▸ PROBLEM DETAILS: Find how many lines of the following entries contain "this". Reply with the number alone.

▸ Data about app and page elements:
......

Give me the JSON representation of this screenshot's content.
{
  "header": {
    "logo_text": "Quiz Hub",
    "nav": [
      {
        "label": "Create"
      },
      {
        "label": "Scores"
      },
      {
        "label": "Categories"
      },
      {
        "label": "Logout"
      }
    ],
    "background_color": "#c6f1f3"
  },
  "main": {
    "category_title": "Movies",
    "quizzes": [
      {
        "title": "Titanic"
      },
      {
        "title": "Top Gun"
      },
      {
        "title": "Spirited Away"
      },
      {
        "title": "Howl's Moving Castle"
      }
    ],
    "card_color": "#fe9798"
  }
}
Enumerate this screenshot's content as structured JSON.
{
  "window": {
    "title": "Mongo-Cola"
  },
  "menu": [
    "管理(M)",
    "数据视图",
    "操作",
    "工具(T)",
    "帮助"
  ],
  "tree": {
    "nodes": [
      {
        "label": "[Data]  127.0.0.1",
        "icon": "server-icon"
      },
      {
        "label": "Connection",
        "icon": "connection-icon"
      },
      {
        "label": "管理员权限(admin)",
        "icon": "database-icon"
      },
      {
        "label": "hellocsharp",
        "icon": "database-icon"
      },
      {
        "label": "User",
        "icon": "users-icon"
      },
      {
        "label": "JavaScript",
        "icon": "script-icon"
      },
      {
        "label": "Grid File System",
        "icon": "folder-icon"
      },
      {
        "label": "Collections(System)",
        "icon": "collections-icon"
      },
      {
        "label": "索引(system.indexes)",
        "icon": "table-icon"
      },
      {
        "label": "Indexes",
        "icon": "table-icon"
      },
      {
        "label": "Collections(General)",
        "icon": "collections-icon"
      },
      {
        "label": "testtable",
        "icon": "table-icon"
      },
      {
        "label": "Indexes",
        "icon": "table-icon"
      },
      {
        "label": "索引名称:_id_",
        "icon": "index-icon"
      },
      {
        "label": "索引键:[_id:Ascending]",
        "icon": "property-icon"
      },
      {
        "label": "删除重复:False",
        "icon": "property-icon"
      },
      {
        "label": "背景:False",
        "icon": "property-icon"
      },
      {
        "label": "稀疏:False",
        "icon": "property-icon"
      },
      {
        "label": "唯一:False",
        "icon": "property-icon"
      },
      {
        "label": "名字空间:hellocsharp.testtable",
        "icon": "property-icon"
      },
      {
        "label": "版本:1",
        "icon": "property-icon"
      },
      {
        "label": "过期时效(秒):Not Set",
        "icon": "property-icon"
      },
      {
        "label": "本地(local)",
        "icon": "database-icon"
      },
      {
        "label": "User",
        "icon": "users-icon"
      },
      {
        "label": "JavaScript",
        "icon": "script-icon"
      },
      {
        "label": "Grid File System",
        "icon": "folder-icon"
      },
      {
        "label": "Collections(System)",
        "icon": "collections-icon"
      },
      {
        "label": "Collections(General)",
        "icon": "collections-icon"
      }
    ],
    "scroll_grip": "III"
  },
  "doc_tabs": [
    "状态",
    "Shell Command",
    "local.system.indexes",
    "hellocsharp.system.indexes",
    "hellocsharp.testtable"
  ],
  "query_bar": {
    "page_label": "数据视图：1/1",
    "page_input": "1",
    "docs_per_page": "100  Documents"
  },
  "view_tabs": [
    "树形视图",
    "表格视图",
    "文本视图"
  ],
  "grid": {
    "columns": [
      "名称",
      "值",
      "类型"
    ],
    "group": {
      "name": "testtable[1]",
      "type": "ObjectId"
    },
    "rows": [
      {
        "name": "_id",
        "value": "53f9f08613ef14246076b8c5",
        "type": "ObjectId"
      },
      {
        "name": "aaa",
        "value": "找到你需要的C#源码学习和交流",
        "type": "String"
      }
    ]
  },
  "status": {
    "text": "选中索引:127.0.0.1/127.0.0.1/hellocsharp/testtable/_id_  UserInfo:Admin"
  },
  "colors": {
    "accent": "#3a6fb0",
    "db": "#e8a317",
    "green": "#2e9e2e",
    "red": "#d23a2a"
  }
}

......

▸ ANSWER TO THE EXERCISE: 2